Following complaints regarding iPhone 7 availability through Apple's iPhone Upgrade Program, Apple has started informing customers that it's making more reservations times available to pick-up the device at Apple Stores this Friday. Additionally, 9to5Mac has learned that most Apple Stores will have limited or no stock of iPhone 7 units for walk-in customers on launch day.

Apple's trade-in program offers a path to get a new iPhone every year, but in its second year, it doesn't seem for people who want to easily get the new iPhone anywhere near its launch date. The program offers interest-free financing with the option to trade in your device to cover the financed balance after 12 months of payments have been made.

Great idea, except it requires you to go into an Apple Store to make it happen. That alone is a big disadvantage to just having the latest iPhone delivered to your door. This year being the first year of offering an upgrade on the program, stocks of in-store phones were either very low to non-existent less than 5 minutes after going on sale. This means there was no option to trade in your device other than to wait until the dust settles on or after launch day. Your best bet is probably to get in line and roll the dice on getting the phone of your choosing (other than the highly promoted Jet Black, apparently, which is another whole mess).

Now, there are worse things in life than not getting an iPhone on launch weekend. If, however, Apple wants to boost lagging iPhones sales, it should have a process that makes it easy for its best customers to get a phone every year.

It seems to me, it doesn't need to be this complicated. When you're ready to trade in your phone, you should simply have the option to order it online and purchase it on your existing installment loan. If you have decent credit, the line of credit on a trade-in installment loan should be set high enough to allow for this. This would be preferred anyway to opening a new line of credit every year.

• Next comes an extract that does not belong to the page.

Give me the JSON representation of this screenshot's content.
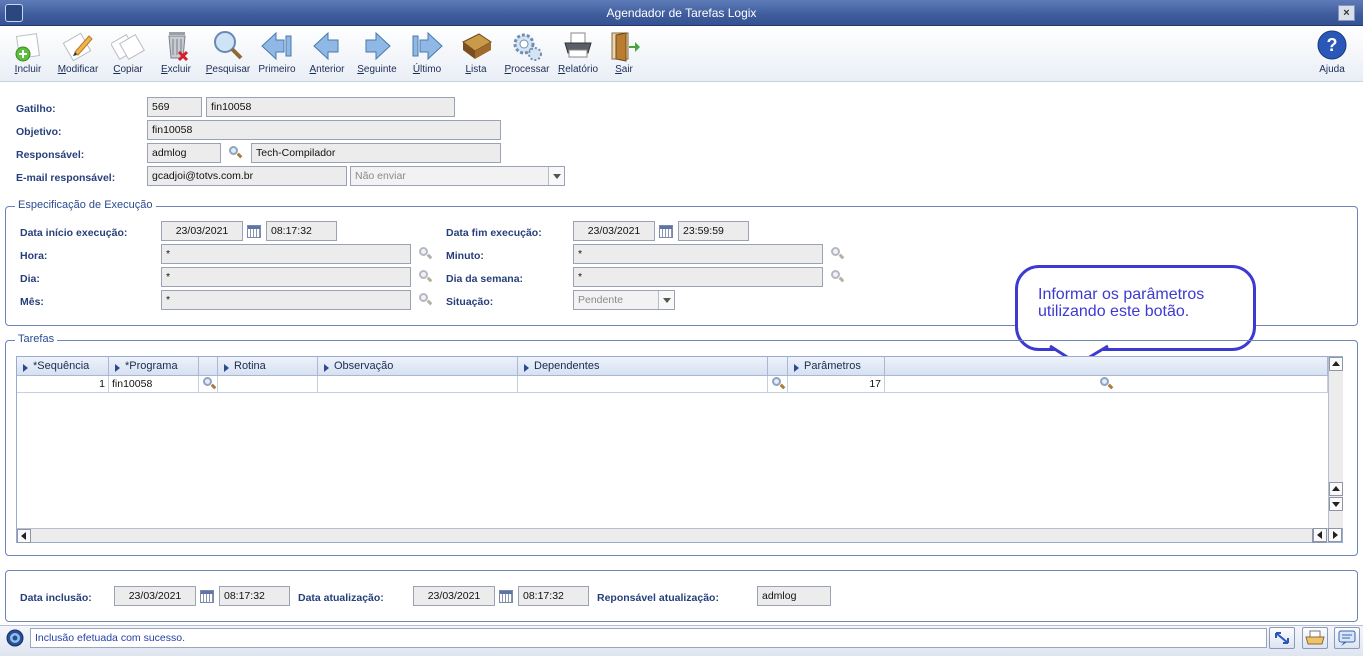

Then when you check out, you should have the option to have Apple ship you a box to return your old phone with a pre-paid label. If you don't send in your old device, you're simply obligated to continue making payments or pay the balance if you choose to sell it on your own. If there is damage on the device, it's already covered under Apple Care, so you would only be on the hook for the Apple Care repair fee. The repair fee could come off of the credit card you have on file with Apple or just off the credit to your trade-in loan.